Problem statement:
Pull every line of the entries that has the word "title".

The data:
------------------------------------------------------------------------

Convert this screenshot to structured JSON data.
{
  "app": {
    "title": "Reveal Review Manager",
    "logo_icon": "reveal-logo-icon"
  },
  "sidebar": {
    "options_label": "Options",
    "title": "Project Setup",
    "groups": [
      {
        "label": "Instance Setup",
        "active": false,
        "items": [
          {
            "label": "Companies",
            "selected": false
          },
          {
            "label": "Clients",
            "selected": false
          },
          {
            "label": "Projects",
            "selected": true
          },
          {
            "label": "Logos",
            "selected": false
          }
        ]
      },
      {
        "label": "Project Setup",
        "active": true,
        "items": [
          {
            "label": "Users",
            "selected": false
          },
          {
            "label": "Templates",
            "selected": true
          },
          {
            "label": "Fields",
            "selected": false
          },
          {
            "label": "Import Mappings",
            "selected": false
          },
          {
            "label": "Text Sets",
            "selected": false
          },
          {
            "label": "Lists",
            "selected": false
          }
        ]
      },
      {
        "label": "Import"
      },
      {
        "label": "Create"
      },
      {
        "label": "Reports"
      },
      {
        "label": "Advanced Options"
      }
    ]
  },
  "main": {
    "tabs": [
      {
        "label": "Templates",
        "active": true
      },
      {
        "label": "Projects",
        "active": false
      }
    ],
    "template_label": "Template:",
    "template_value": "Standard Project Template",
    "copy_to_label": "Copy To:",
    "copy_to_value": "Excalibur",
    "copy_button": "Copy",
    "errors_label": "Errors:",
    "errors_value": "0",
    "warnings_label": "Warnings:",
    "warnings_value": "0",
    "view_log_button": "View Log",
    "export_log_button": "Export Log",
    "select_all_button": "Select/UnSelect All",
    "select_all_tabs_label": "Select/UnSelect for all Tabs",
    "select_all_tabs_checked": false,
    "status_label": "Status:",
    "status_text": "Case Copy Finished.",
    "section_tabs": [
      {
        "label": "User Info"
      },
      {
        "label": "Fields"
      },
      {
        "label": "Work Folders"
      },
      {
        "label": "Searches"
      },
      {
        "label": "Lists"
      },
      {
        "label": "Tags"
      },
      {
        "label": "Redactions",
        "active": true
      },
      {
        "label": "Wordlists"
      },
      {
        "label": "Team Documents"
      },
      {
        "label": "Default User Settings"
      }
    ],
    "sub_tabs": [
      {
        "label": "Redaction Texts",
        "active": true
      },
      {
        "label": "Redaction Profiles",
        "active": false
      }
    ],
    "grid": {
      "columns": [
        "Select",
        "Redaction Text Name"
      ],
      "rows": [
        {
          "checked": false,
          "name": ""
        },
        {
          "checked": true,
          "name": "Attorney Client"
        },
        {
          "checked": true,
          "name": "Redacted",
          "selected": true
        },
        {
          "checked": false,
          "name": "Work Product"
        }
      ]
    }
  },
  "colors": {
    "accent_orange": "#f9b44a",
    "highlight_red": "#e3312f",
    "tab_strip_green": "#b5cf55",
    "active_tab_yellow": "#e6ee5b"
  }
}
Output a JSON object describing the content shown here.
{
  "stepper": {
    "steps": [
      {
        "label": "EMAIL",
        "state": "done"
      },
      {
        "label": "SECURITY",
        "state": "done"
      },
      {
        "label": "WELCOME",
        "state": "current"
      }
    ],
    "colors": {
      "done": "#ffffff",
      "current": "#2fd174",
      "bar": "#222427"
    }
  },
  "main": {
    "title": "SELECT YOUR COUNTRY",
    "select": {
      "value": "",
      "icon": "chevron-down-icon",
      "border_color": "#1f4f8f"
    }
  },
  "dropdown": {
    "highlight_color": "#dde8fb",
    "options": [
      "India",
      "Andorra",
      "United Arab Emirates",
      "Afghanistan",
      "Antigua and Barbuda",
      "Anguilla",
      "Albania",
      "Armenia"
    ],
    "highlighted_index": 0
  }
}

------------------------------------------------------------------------

Output:
    "title": "Reveal Review Manager",
    "title": "Project Setup",
    "title": "SELECT YOUR COUNTRY",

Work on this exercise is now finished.